━━━━━ RECORDS SUPPLIED

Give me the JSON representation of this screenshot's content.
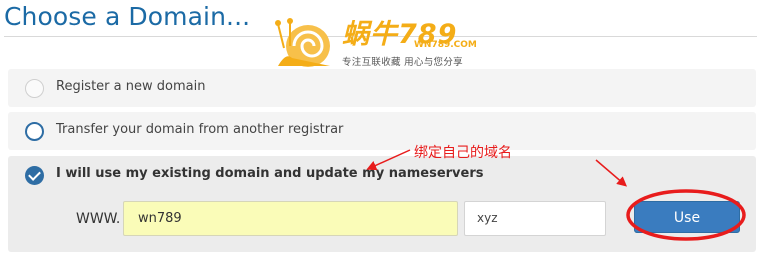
{
  "header": {
    "title": "Choose a Domain..."
  },
  "watermark": {
    "brand": "蜗牛789",
    "domain": "WN789.COM",
    "tagline": "专注互联收藏    用心与您分享"
  },
  "options": [
    {
      "label": "Register a new domain",
      "state": "unselected"
    },
    {
      "label": "Transfer your domain from another registrar",
      "state": "hover"
    },
    {
      "label": "I will use my existing domain and update my nameservers",
      "state": "selected"
    }
  ],
  "domain_form": {
    "prefix": "WWW.",
    "domain_value": "wn789",
    "tld_value": "xyz",
    "use_button": "Use"
  },
  "annotation": {
    "text": "绑定自己的域名",
    "color": "#e81c1c"
  },
  "colors": {
    "accent": "#2e6da4",
    "title": "#1b6aa5",
    "input_highlight": "#fafcb8"
  }
}
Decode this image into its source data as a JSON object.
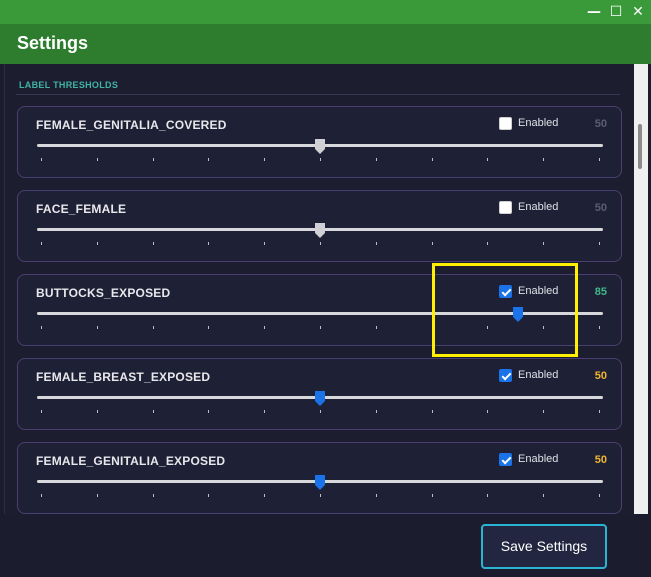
{
  "window": {
    "controls": [
      "—",
      "☐",
      "✕"
    ]
  },
  "header": {
    "title": "Settings"
  },
  "section": {
    "title": "LABEL THRESHOLDS"
  },
  "thresholds": [
    {
      "label": "FEMALE_GENITALIA_COVERED",
      "enabled": false,
      "enabled_label": "Enabled",
      "value": "50",
      "fraction": 0.5,
      "value_color": "#5c5e70",
      "thumb_color": "#cfcfd4"
    },
    {
      "label": "FACE_FEMALE",
      "enabled": false,
      "enabled_label": "Enabled",
      "value": "50",
      "fraction": 0.5,
      "value_color": "#5c5e70",
      "thumb_color": "#cfcfd4"
    },
    {
      "label": "BUTTOCKS_EXPOSED",
      "enabled": true,
      "enabled_label": "Enabled",
      "value": "85",
      "fraction": 0.85,
      "value_color": "#3fb98a",
      "thumb_color": "#1a73e8"
    },
    {
      "label": "FEMALE_BREAST_EXPOSED",
      "enabled": true,
      "enabled_label": "Enabled",
      "value": "50",
      "fraction": 0.5,
      "value_color": "#f0b632",
      "thumb_color": "#1a73e8"
    },
    {
      "label": "FEMALE_GENITALIA_EXPOSED",
      "enabled": true,
      "enabled_label": "Enabled",
      "value": "50",
      "fraction": 0.5,
      "value_color": "#f0b632",
      "thumb_color": "#1a73e8"
    }
  ],
  "footer": {
    "save_label": "Save Settings"
  },
  "colors": {
    "accent": "#1a73e8",
    "header": "#2e7d2e",
    "highlight": "#ffef00",
    "button_border": "#2ab4d4"
  }
}
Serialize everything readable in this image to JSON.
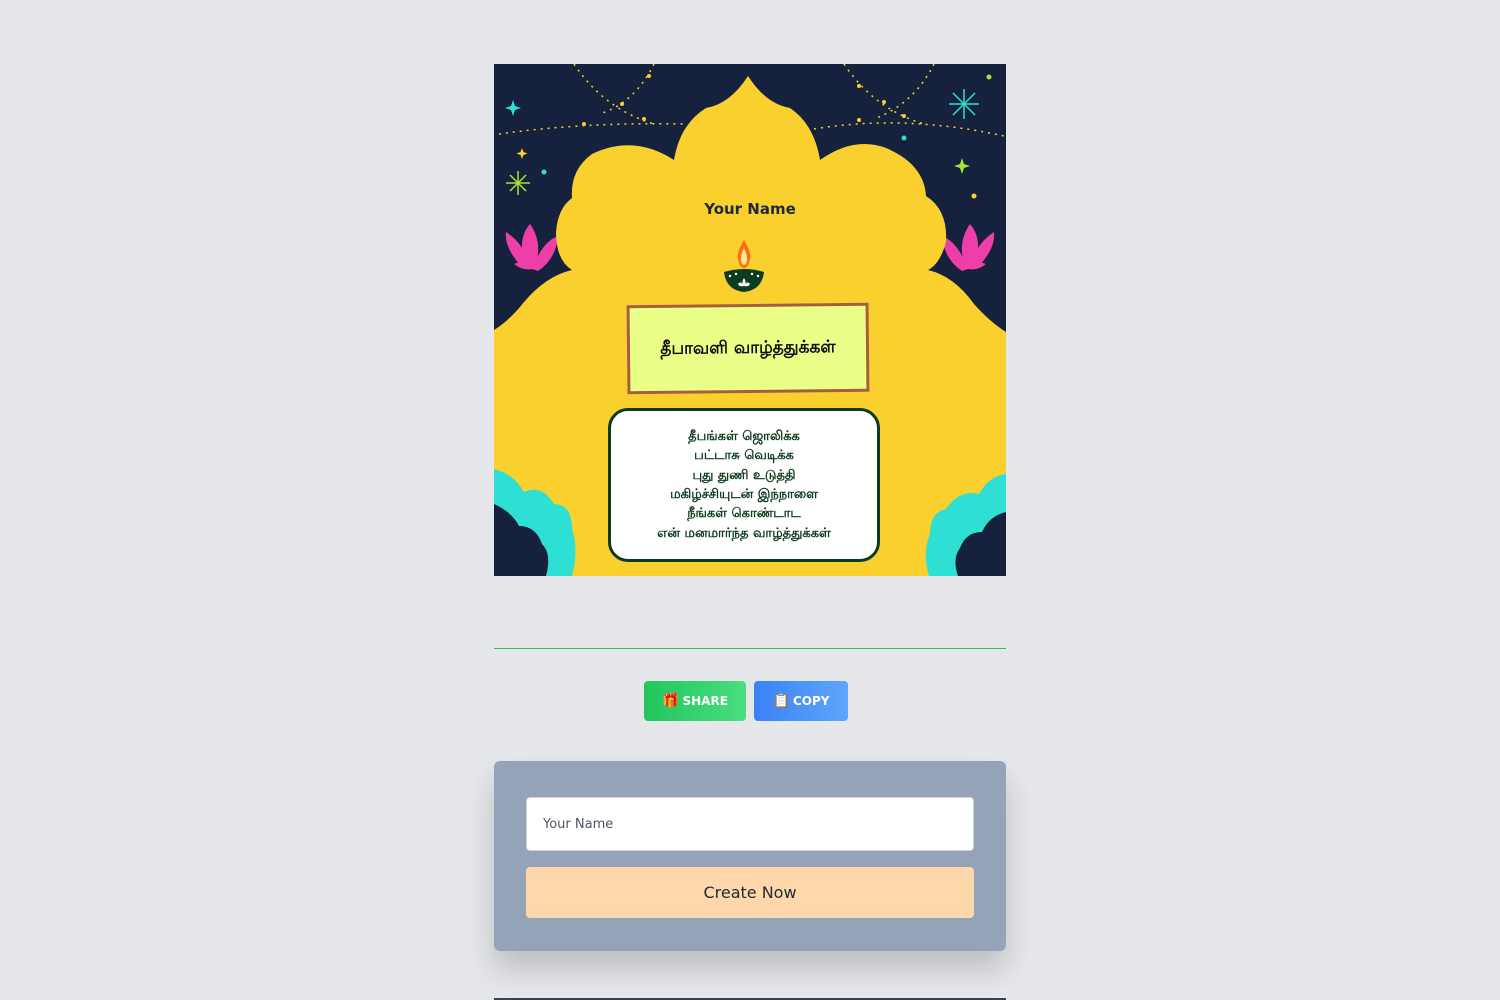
{
  "card": {
    "name": "Your Name",
    "title": "தீபாவளி வாழ்த்துக்கள்",
    "message_lines": [
      "தீபங்கள் ஜொலிக்க",
      "பட்டாசு வெடிக்க",
      "புது துணி உடுத்தி",
      "மகிழ்ச்சியுடன் இந்நாளை",
      "நீங்கள் கொண்டாட",
      "என் மனமார்ந்த வாழ்த்துக்கள்"
    ]
  },
  "actions": {
    "share_icon": "🎁",
    "share_label": "SHARE",
    "copy_icon": "📋",
    "copy_label": "COPY"
  },
  "form": {
    "name_placeholder": "Your Name",
    "name_value": "",
    "create_label": "Create Now"
  },
  "colors": {
    "page_bg": "#e5e7eb",
    "card_bg": "#16213e",
    "lotus_yellow": "#f9d02e",
    "teal_accent": "#2ee0d3",
    "pink_lotus": "#ee3fa8",
    "share_green": "#22c55e",
    "copy_blue": "#3b82f6",
    "panel_slate": "#94a3b8",
    "create_peach": "#fed7aa"
  }
}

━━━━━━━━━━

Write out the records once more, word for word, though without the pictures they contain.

Give me the JSON representation of this screenshot's content.
{
  "header": {
    "title": "Choose a Domain..."
  },
  "watermark": {
    "brand": "蜗牛789",
    "domain": "WN789.COM",
    "tagline": "专注互联收藏    用心与您分享"
  },
  "options": [
    {
      "label": "Register a new domain",
      "state": "unselected"
    },
    {
      "label": "Transfer your domain from another registrar",
      "state": "hover"
    },
    {
      "label": "I will use my existing domain and update my nameservers",
      "state": "selected"
    }
  ],
  "domain_form": {
    "prefix": "WWW.",
    "domain_value": "wn789",
    "tld_value": "xyz",
    "use_button": "Use"
  },
  "annotation": {
    "text": "绑定自己的域名",
    "color": "#e81c1c"
  },
  "colors": {
    "accent": "#2e6da4",
    "title": "#1b6aa5",
    "input_highlight": "#fafcb8"
  }
}
Decode this image into its source data as a JSON object.
{
  "window": {
    "controls": [
      "—",
      "☐",
      "✕"
    ]
  },
  "header": {
    "title": "Settings"
  },
  "section": {
    "title": "LABEL THRESHOLDS"
  },
  "thresholds": [
    {
      "label": "FEMALE_GENITALIA_COVERED",
      "enabled": false,
      "enabled_label": "Enabled",
      "value": "50",
      "fraction": 0.5,
      "value_color": "#5c5e70",
      "thumb_color": "#cfcfd4"
    },
    {
      "label": "FACE_FEMALE",
      "enabled": false,
      "enabled_label": "Enabled",
      "value": "50",
      "fraction": 0.5,
      "value_color": "#5c5e70",
      "thumb_color": "#cfcfd4"
    },
    {
      "label": "BUTTOCKS_EXPOSED",
      "enabled": true,
      "enabled_label": "Enabled",
      "value": "85",
      "fraction": 0.85,
      "value_color": "#3fb98a",
      "thumb_color": "#1a73e8"
    },
    {
      "label": "FEMALE_BREAST_EXPOSED",
      "enabled": true,
      "enabled_label": "Enabled",
      "value": "50",
      "fraction": 0.5,
      "value_color": "#f0b632",
      "thumb_color": "#1a73e8"
    },
    {
      "label": "FEMALE_GENITALIA_EXPOSED",
      "enabled": true,
      "enabled_label": "Enabled",
      "value": "50",
      "fraction": 0.5,
      "value_color": "#f0b632",
      "thumb_color": "#1a73e8"
    }
  ],
  "footer": {
    "save_label": "Save Settings"
  },
  "colors": {
    "accent": "#1a73e8",
    "header": "#2e7d2e",
    "highlight": "#ffef00",
    "button_border": "#2ab4d4"
  }
}
Serialize everything readable in this image to JSON.
{
  "card": {
    "name": "Your Name",
    "title": "தீபாவளி வாழ்த்துக்கள்",
    "message_lines": [
      "தீபங்கள் ஜொலிக்க",
      "பட்டாசு வெடிக்க",
      "புது துணி உடுத்தி",
      "மகிழ்ச்சியுடன் இந்நாளை",
      "நீங்கள் கொண்டாட",
      "என் மனமார்ந்த வாழ்த்துக்கள்"
    ]
  },
  "actions": {
    "share_icon": "🎁",
    "share_label": "SHARE",
    "copy_icon": "📋",
    "copy_label": "COPY"
  },
  "form": {
    "name_placeholder": "Your Name",
    "name_value": "",
    "create_label": "Create Now"
  },
  "colors": {
    "page_bg": "#e5e7eb",
    "card_bg": "#16213e",
    "lotus_yellow": "#f9d02e",
    "teal_accent": "#2ee0d3",
    "pink_lotus": "#ee3fa8",
    "share_green": "#22c55e",
    "copy_blue": "#3b82f6",
    "panel_slate": "#94a3b8",
    "create_peach": "#fed7aa"
  }
}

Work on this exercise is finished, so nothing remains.